GOLDEN-CROWNED KINGLET – (Regulus satrapa)
The Golden-crowned kinglet, at around 10 cm (4 in.) long, is one of the smallest passerine birds in North America. The male has an orange patch in the middle of a golden yellow crown, which is surrounded by a black band. There’s also a small black band across the eye. The upper parts in the adults are olive green with some grey, and the under parts are light grey. The bill is small and black. There is a thin white wing band.
The latin name ‘regulus’ means ‘little prince’, and ‘satrapa’ refers to a king surrogate or governor in ancient times.
The golden-crown kinglet habitat is mainly the coniferous forest, where they search for insects usually high in the trees, so they’re easier to hear than see. In the winter they will eat seeds.
This bird is able, in spite of the short nesting season, to raise two broods, with the male feeding the fledglings of the first while the female incubates the second. Busy family!

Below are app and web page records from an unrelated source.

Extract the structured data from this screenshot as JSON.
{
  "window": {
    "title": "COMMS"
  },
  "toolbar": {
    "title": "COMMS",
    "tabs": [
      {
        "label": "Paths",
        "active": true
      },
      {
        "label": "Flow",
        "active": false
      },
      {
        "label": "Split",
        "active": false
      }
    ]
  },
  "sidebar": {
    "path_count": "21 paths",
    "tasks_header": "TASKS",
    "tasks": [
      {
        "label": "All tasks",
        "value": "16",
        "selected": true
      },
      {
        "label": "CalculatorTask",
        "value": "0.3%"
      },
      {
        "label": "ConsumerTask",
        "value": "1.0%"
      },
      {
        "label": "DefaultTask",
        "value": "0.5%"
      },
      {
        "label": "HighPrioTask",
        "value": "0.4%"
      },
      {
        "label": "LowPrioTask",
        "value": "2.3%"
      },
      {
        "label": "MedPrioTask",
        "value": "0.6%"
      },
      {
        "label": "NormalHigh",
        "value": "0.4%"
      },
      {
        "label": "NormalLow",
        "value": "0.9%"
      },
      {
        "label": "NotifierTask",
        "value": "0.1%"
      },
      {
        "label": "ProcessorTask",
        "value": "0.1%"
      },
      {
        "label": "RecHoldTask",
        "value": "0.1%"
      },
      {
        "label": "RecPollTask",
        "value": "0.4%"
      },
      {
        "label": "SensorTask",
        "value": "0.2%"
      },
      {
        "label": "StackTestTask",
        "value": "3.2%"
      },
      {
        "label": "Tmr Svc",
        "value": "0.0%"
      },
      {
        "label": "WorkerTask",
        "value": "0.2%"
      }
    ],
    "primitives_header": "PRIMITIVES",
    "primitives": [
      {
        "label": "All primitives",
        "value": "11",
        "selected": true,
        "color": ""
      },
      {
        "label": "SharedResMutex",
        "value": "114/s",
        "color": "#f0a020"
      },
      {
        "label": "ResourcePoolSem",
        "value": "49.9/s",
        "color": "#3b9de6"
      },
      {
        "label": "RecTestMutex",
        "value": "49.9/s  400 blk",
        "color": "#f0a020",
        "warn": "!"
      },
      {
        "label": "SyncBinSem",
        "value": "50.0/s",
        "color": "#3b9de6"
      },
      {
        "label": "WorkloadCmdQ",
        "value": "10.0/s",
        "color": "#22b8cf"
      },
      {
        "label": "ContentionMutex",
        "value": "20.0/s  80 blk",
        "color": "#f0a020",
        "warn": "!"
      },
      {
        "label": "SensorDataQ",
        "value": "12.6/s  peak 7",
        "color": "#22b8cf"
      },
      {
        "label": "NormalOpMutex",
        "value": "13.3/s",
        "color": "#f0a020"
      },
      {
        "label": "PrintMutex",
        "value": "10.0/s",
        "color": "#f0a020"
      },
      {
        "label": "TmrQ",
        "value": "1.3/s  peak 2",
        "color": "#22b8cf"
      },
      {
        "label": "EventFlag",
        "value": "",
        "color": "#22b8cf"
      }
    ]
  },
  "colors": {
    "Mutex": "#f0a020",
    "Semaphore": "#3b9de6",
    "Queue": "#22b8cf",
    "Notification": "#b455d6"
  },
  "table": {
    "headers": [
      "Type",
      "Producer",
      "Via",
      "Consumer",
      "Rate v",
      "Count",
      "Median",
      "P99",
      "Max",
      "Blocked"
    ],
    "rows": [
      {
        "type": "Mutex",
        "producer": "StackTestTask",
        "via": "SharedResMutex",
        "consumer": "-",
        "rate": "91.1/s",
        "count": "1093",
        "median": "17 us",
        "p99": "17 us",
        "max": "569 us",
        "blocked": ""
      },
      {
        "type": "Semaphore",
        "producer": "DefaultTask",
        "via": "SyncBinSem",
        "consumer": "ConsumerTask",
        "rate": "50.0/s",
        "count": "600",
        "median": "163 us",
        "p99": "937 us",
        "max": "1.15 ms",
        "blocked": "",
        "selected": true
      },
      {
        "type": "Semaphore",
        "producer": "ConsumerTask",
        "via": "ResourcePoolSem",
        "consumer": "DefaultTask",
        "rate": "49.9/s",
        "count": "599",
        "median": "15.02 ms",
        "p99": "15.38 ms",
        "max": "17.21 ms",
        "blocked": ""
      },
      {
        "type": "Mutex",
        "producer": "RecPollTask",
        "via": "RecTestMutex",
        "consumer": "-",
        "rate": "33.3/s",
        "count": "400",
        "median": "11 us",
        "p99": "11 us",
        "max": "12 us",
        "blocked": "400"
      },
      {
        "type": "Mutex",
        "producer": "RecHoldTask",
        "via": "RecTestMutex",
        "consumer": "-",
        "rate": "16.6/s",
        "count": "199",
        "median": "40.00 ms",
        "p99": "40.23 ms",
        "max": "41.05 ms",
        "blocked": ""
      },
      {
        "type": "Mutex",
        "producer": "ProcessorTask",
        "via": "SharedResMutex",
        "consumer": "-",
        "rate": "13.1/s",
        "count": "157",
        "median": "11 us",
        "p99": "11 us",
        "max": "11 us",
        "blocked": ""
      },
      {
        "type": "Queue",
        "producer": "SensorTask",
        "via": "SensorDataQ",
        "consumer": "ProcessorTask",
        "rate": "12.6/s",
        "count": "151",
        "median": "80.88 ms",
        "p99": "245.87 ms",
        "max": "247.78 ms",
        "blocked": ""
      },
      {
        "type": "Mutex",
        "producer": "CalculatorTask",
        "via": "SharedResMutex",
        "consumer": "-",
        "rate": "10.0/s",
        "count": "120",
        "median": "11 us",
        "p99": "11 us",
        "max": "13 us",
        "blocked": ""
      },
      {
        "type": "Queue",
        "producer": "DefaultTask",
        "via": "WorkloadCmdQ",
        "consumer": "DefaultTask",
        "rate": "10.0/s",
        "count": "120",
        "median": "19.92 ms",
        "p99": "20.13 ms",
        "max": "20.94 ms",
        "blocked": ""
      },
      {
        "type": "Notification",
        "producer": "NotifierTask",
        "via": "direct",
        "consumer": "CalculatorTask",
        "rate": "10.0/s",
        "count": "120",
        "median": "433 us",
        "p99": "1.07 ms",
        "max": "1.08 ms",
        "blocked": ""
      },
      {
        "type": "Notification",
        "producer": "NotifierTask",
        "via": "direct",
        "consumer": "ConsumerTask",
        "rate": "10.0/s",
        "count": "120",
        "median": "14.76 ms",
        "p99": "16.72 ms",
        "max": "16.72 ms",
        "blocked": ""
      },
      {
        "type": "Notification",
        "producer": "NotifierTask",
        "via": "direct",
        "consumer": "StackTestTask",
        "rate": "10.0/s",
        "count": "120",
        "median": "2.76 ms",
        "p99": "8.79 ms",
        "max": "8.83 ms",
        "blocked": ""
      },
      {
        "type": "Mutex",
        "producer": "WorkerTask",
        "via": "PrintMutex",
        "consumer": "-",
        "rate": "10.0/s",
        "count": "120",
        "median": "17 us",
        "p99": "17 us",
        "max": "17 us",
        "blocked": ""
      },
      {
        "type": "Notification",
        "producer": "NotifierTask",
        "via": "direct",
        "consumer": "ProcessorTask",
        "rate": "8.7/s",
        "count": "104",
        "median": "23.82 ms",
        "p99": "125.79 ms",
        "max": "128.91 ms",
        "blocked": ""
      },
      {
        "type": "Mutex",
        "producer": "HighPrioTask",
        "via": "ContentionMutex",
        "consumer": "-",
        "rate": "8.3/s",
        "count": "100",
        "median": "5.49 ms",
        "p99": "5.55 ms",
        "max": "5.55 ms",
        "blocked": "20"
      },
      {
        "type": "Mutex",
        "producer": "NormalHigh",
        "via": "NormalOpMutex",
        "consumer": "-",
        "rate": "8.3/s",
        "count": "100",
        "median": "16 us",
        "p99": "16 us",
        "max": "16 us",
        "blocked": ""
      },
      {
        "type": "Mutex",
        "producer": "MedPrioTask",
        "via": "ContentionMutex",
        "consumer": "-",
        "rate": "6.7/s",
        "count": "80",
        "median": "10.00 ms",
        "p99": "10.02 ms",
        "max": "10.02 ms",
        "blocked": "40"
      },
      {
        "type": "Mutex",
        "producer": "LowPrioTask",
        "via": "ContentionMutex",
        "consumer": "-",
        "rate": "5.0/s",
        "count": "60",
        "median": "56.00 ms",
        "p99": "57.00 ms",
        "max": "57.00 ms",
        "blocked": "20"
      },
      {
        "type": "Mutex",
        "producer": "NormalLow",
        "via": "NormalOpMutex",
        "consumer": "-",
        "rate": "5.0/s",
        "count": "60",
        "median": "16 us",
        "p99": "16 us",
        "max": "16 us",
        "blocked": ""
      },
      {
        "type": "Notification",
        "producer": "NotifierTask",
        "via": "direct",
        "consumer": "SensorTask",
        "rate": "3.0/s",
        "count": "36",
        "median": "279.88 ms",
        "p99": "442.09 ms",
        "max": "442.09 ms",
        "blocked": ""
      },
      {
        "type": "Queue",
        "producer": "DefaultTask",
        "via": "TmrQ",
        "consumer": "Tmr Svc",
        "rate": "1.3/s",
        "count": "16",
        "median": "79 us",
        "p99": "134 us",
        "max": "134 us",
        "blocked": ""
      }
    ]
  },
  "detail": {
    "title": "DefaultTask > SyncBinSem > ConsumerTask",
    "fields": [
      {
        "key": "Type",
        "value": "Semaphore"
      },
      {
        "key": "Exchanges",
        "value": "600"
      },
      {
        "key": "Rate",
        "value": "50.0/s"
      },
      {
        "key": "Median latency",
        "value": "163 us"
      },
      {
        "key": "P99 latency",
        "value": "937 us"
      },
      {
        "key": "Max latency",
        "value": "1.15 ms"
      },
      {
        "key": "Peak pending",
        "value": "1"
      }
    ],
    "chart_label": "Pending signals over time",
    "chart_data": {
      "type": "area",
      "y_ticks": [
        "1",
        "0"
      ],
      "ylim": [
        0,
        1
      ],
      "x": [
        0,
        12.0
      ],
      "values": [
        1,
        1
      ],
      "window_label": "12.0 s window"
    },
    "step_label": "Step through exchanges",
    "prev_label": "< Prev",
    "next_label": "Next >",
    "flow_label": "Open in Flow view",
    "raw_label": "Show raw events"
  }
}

The golden-crowned kinglet breeds on PEI as well as in Canada mid-latitudes, and is a year-round resident on the island for the most part. It is widespread across Canada and the USA.